_RECORDS FOR THIS TASK:_
=== Begin Enclosure ===

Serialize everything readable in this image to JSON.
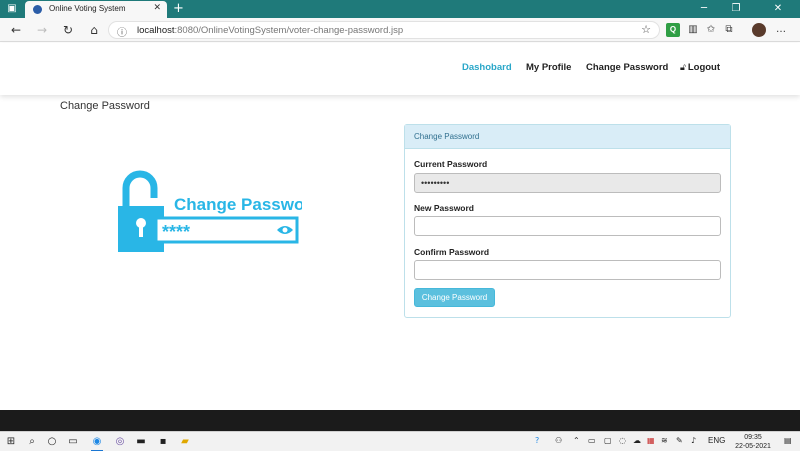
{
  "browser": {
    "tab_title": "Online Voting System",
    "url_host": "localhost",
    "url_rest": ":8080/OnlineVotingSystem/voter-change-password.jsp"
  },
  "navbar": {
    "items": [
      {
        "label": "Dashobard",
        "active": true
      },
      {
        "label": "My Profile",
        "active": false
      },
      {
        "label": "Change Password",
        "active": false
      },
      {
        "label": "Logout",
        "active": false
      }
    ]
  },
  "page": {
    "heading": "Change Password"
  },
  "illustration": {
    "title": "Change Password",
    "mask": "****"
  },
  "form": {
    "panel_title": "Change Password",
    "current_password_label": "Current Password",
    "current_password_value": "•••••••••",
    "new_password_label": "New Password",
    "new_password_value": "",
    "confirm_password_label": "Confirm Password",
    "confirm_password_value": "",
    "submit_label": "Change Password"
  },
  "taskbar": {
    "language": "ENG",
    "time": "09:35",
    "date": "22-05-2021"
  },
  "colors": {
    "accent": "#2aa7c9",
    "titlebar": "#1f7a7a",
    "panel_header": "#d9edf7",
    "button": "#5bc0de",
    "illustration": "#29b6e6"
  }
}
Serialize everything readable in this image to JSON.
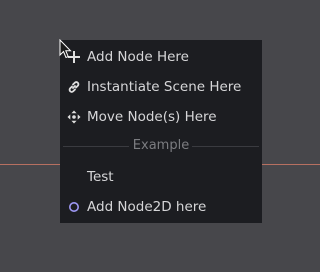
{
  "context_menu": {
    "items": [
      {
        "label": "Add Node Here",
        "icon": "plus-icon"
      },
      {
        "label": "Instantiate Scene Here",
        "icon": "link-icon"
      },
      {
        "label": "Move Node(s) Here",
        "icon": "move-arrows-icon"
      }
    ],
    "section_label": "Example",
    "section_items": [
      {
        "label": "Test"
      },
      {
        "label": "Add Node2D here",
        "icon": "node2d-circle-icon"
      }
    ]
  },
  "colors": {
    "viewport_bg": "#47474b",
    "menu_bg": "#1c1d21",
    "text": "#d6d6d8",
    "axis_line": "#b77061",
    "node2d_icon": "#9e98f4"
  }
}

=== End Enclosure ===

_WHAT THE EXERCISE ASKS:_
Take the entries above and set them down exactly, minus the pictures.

_OUTPUT OF THE TASK:_
Serialize everything readable in this image to JSON.
{
  "browser": {
    "tab_title": "Online Voting System",
    "url_host": "localhost",
    "url_rest": ":8080/OnlineVotingSystem/voter-change-password.jsp"
  },
  "navbar": {
    "items": [
      {
        "label": "Dashobard",
        "active": true
      },
      {
        "label": "My Profile",
        "active": false
      },
      {
        "label": "Change Password",
        "active": false
      },
      {
        "label": "Logout",
        "active": false
      }
    ]
  },
  "page": {
    "heading": "Change Password"
  },
  "illustration": {
    "title": "Change Password",
    "mask": "****"
  },
  "form": {
    "panel_title": "Change Password",
    "current_password_label": "Current Password",
    "current_password_value": "•••••••••",
    "new_password_label": "New Password",
    "new_password_value": "",
    "confirm_password_label": "Confirm Password",
    "confirm_password_value": "",
    "submit_label": "Change Password"
  },
  "taskbar": {
    "language": "ENG",
    "time": "09:35",
    "date": "22-05-2021"
  },
  "colors": {
    "accent": "#2aa7c9",
    "titlebar": "#1f7a7a",
    "panel_header": "#d9edf7",
    "button": "#5bc0de",
    "illustration": "#29b6e6"
  }
}
Serialize everything readable in this image to JSON.
{
  "context_menu": {
    "items": [
      {
        "label": "Add Node Here",
        "icon": "plus-icon"
      },
      {
        "label": "Instantiate Scene Here",
        "icon": "link-icon"
      },
      {
        "label": "Move Node(s) Here",
        "icon": "move-arrows-icon"
      }
    ],
    "section_label": "Example",
    "section_items": [
      {
        "label": "Test"
      },
      {
        "label": "Add Node2D here",
        "icon": "node2d-circle-icon"
      }
    ]
  },
  "colors": {
    "viewport_bg": "#47474b",
    "menu_bg": "#1c1d21",
    "text": "#d6d6d8",
    "axis_line": "#b77061",
    "node2d_icon": "#9e98f4"
  }
}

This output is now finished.